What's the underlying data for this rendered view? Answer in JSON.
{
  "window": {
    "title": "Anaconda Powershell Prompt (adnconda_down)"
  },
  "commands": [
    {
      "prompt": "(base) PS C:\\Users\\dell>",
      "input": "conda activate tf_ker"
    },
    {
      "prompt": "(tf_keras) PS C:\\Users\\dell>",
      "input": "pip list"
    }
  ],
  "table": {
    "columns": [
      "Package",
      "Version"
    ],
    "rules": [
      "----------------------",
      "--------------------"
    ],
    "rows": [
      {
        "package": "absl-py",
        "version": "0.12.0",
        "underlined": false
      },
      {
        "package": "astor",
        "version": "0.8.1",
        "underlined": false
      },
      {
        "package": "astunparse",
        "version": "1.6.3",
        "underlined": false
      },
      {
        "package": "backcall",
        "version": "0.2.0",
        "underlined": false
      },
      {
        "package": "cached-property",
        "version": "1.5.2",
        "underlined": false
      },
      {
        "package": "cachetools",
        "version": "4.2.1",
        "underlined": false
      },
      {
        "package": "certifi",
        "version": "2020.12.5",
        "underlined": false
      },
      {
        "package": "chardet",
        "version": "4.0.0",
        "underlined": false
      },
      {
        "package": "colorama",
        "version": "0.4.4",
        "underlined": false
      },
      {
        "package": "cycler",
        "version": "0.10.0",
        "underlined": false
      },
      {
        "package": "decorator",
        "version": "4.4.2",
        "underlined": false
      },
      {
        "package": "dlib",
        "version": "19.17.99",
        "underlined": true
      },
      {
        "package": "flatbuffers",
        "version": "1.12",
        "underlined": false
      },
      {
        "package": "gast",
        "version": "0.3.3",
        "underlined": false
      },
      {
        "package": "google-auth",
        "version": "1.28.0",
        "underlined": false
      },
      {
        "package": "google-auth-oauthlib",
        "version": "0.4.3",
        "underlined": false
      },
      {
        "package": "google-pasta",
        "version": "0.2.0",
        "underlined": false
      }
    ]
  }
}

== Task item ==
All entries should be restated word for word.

== Output for this exercise ==
What's the underlying data for this rendered view? Answer in JSON.
{
  "window": {
    "title": "Anaconda Powershell Prompt (adnconda_down)"
  },
  "commands": [
    {
      "prompt": "(base) PS C:\\Users\\dell>",
      "input": "conda activate tf_ker"
    },
    {
      "prompt": "(tf_keras) PS C:\\Users\\dell>",
      "input": "pip list"
    }
  ],
  "table": {
    "columns": [
      "Package",
      "Version"
    ],
    "rules": [
      "----------------------",
      "--------------------"
    ],
    "rows": [
      {
        "package": "absl-py",
        "version": "0.12.0",
        "underlined": false
      },
      {
        "package": "astor",
        "version": "0.8.1",
        "underlined": false
      },
      {
        "package": "astunparse",
        "version": "1.6.3",
        "underlined": false
      },
      {
        "package": "backcall",
        "version": "0.2.0",
        "underlined": false
      },
      {
        "package": "cached-property",
        "version": "1.5.2",
        "underlined": false
      },
      {
        "package": "cachetools",
        "version": "4.2.1",
        "underlined": false
      },
      {
        "package": "certifi",
        "version": "2020.12.5",
        "underlined": false
      },
      {
        "package": "chardet",
        "version": "4.0.0",
        "underlined": false
      },
      {
        "package": "colorama",
        "version": "0.4.4",
        "underlined": false
      },
      {
        "package": "cycler",
        "version": "0.10.0",
        "underlined": false
      },
      {
        "package": "decorator",
        "version": "4.4.2",
        "underlined": false
      },
      {
        "package": "dlib",
        "version": "19.17.99",
        "underlined": true
      },
      {
        "package": "flatbuffers",
        "version": "1.12",
        "underlined": false
      },
      {
        "package": "gast",
        "version": "0.3.3",
        "underlined": false
      },
      {
        "package": "google-auth",
        "version": "1.28.0",
        "underlined": false
      },
      {
        "package": "google-auth-oauthlib",
        "version": "0.4.3",
        "underlined": false
      },
      {
        "package": "google-pasta",
        "version": "0.2.0",
        "underlined": false
      }
    ]
  }
}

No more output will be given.